Outi Villet’s research focus is primarily cardiovascular medicine: cardiac metabolism (13C NMR), protection, surgery, and regeneration. Outi has extensive research experience working with animal models ranging from rodent vascular surgeries to cardiopulmonary bypass operations in swine. Special interests include hypoxia and ischemia in high altitude, cardiac surgery, and surgical device/method development for end state heart failure.

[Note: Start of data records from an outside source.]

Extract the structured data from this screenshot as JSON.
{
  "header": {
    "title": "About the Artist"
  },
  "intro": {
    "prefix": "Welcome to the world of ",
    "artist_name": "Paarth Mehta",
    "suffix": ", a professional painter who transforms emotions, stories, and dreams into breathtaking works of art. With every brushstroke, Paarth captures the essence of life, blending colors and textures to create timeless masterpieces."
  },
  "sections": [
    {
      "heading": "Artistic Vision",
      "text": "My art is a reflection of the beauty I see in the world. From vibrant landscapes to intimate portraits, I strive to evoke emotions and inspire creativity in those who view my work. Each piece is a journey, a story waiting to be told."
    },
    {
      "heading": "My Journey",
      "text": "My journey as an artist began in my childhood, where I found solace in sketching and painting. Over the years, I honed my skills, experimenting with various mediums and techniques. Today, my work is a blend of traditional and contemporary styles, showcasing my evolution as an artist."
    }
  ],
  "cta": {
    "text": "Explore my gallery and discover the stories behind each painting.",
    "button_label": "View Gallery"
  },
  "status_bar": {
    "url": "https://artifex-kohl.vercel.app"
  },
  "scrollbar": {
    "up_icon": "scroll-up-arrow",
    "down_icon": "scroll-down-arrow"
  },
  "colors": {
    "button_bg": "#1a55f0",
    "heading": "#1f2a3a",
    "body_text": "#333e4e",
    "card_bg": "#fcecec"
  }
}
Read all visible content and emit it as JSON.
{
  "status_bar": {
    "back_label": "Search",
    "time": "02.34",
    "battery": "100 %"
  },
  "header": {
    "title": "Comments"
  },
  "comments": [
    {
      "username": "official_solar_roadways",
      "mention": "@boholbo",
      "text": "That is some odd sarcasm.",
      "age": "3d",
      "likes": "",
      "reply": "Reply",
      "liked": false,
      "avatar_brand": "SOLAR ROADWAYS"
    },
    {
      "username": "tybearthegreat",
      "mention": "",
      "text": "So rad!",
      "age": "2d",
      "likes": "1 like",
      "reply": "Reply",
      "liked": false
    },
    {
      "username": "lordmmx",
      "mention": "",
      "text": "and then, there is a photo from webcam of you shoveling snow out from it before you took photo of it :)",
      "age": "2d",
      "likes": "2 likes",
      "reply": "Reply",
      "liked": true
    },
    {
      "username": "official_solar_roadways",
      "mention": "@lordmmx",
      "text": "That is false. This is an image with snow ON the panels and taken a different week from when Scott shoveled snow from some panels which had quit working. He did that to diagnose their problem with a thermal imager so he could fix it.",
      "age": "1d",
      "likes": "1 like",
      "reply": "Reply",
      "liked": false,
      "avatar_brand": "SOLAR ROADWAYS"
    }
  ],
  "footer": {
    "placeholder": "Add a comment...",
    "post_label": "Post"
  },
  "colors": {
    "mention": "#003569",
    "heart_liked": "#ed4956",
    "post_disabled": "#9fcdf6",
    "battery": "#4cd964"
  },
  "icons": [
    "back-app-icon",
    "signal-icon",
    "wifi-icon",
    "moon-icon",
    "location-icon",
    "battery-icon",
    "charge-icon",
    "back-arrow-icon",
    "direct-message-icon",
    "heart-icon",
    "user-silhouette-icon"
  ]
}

Tim McMillen joined the lab as a research scientist in February 2018. After earning a Nutritional Sciences PhD from UW in 2003, he worked as a research scientist in the LeBoeuf laboratory with mouse models of inflammatory metabolic diseases including obesity, diabetes and heart disease. In Dr. Tian’s laboratory he performs Langendorff heart perfusions in conjunction with NMR to assess cardiac function, substrate utilization and energetics.
Senior Research Fellow
Dennis Wang joined the lab in July 2018 as a research fellow. His current project studies the effect of nicotinamide riboside (NR) supplementation in human heart failure. Dennis received his B.S. from UC Berkeley, double-majoring in computer science and molecular & cell biology. After receiving his M.D. and Ph.D. degrees from UC Irvine, he completed his internal medicine residency at Baylor College of Medicine in Houston. Dennis is now a clinical cardiology fellow at University of Washington. He enjoys spending time with his family, reading, and drinking coffee in his spare time.
Senior Research Fellow
Matthew Walker joined the lab in 2016 as a research fellow. He is focused on understanding the role mitochondrial dysfunction plays in the progression of heart failure. He has a particular interest in exploring the translational potential of metabolic and mitochondrial targeted therapies. Matthew holds a Ph.D. in cardiovascular pharmacology from the Medical College of Georgia. His work was on testing a cell-permeable, mitochondrial-targeted peptide for its ability to protect the heart from ischemia/reperfusion injury.
VISER Graduate Student
Mingyue Zhao is a graduate student from Sichuan University, and is currently in the Tian Laboratory through the Univeristy of Washington VISER programme. Mingyue completed her M.S. from the Medical School of Sichuan University in 2016. Mingyue is interested in mitochondrial function and its relation to human cardiovascular disease, and would like to focus in this field in the future.
Sara Young is an undergraduate senior at the University of Washington studying Molecular Biology and Global Health. She is currently working toward a career in medicine and hopes to study cardiology and cardiac failure. Sara is very interested in cardiac research and investigating cardiac metabolism and cardiac diseases.